Instructions to follow: Count the lines below that contain the word "Auto" and give only that number.

[Entries from a dataset of interfaces]
******************************

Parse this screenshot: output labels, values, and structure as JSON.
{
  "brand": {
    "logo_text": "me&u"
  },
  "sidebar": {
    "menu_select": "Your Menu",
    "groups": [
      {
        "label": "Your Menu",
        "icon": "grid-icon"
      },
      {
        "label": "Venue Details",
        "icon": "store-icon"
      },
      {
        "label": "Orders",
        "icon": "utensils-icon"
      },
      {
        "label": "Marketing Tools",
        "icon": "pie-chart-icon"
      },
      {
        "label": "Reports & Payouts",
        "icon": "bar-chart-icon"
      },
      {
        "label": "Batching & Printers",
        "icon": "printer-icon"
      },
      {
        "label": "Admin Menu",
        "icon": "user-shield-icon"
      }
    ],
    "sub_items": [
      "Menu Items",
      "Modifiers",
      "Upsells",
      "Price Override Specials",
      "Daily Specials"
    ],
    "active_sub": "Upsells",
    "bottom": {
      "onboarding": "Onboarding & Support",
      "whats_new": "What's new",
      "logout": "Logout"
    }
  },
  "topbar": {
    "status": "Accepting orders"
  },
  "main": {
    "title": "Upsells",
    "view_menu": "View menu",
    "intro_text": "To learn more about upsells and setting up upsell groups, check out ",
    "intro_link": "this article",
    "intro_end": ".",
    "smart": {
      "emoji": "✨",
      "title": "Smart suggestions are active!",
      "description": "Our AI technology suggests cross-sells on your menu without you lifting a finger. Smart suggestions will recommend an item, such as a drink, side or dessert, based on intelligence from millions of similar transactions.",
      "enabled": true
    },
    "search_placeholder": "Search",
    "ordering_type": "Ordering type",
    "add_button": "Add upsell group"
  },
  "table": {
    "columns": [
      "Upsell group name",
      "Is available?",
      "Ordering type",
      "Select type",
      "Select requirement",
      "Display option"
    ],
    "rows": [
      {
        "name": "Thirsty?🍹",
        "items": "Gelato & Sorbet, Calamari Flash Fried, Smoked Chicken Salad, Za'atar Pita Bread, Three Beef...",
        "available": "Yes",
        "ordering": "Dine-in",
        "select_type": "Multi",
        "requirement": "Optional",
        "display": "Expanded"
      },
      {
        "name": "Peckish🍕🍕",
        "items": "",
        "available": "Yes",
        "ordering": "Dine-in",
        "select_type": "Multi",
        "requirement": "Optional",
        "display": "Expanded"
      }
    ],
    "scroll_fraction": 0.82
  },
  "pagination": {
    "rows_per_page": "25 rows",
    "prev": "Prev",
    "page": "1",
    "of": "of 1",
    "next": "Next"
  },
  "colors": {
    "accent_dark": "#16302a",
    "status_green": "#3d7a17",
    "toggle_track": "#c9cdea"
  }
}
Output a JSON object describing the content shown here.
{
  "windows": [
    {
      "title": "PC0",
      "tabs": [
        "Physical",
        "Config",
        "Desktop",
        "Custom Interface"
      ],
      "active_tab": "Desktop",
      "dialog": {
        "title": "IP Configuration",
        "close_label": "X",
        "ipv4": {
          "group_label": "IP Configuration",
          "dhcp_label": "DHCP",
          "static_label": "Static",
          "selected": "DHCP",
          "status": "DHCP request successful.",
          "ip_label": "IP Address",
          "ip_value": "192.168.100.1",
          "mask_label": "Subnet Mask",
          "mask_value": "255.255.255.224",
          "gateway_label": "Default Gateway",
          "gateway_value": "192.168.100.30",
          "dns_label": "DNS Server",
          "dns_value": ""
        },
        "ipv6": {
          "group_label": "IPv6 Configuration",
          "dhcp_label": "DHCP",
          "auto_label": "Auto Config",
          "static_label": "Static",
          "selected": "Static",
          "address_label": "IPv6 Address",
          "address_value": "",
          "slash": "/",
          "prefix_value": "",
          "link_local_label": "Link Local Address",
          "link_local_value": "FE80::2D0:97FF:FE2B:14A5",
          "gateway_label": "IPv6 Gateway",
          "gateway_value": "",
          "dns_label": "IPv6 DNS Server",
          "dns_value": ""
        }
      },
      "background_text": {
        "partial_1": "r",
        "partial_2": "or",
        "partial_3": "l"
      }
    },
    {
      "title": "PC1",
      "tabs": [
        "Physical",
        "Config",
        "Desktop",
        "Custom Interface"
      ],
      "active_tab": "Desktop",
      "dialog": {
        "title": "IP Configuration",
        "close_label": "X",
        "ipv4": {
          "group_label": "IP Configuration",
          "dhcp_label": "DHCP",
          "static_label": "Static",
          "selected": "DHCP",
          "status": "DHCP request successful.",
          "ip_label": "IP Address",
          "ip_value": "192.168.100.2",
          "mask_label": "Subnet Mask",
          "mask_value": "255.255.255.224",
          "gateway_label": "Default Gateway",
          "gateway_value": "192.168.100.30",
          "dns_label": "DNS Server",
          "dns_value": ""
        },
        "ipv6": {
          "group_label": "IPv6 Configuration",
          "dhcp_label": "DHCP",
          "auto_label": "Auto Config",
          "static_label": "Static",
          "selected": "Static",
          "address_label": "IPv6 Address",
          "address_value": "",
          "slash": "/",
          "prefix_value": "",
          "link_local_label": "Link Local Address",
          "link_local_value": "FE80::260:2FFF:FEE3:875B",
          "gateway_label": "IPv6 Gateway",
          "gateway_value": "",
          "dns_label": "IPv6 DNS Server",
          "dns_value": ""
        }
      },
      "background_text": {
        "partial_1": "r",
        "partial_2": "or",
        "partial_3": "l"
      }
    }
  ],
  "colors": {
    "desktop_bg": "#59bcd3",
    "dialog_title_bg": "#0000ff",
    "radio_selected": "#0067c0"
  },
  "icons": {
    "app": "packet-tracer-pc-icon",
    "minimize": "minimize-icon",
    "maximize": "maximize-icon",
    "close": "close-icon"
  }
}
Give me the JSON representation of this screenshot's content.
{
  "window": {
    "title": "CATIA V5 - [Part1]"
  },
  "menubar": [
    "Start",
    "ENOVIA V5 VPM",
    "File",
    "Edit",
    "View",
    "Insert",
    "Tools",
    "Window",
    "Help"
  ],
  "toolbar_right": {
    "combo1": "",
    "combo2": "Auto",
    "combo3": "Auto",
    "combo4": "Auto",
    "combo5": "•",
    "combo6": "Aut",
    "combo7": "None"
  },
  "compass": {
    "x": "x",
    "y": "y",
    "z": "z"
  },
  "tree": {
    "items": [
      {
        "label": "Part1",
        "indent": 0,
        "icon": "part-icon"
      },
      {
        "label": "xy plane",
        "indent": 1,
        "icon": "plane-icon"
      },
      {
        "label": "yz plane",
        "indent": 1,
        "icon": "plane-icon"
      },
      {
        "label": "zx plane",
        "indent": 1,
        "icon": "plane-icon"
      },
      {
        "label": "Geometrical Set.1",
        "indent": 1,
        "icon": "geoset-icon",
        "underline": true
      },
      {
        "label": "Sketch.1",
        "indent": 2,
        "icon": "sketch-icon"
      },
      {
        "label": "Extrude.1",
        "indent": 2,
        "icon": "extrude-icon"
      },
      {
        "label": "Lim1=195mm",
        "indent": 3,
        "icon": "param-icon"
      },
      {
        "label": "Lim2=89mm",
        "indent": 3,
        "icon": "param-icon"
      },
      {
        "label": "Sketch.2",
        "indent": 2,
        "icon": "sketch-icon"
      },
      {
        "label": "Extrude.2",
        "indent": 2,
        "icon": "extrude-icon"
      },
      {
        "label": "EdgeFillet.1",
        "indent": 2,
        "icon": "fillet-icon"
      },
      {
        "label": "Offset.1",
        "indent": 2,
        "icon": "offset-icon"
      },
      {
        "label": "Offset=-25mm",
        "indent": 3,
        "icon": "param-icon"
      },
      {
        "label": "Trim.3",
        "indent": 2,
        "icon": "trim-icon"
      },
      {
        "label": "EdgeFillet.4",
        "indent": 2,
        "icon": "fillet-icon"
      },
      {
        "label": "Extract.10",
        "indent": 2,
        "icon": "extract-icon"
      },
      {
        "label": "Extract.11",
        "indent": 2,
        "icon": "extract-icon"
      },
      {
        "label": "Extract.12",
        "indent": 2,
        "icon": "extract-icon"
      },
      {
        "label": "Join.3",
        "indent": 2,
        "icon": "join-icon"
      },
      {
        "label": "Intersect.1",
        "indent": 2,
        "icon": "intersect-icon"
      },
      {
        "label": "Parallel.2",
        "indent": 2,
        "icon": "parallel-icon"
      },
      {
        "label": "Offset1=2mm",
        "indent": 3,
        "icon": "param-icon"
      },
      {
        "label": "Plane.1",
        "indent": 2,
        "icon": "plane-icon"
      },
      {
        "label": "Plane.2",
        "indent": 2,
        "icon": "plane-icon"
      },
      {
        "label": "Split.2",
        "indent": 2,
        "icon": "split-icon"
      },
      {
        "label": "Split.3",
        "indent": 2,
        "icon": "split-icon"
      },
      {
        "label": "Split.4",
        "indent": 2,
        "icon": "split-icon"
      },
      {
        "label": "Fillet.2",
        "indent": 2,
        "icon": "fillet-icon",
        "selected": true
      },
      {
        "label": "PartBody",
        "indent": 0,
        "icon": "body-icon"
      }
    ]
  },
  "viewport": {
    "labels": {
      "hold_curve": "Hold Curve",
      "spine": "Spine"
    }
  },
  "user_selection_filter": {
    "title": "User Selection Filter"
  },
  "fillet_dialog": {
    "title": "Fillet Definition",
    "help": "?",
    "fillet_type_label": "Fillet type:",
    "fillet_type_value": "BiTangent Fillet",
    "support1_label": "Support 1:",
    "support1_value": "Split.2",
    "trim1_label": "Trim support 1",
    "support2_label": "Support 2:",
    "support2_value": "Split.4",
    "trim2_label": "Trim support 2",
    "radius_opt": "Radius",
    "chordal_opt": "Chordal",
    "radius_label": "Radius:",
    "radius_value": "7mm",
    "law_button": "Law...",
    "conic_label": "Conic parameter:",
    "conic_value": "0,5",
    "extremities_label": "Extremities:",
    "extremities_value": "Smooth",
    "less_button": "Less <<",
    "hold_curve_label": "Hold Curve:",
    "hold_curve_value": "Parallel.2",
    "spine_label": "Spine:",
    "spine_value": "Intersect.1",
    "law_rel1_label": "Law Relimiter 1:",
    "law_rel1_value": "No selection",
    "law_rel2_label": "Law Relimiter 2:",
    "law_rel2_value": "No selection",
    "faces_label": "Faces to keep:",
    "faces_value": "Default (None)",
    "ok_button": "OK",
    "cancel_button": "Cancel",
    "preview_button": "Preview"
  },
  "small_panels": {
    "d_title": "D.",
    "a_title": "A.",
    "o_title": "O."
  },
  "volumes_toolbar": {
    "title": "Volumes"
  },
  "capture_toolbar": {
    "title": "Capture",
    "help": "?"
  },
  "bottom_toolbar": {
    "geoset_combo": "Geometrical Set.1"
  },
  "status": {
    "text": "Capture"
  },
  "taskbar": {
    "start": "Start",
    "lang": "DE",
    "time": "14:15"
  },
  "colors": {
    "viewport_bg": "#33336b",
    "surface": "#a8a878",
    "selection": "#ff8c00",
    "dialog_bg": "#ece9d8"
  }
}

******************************

Reply: 5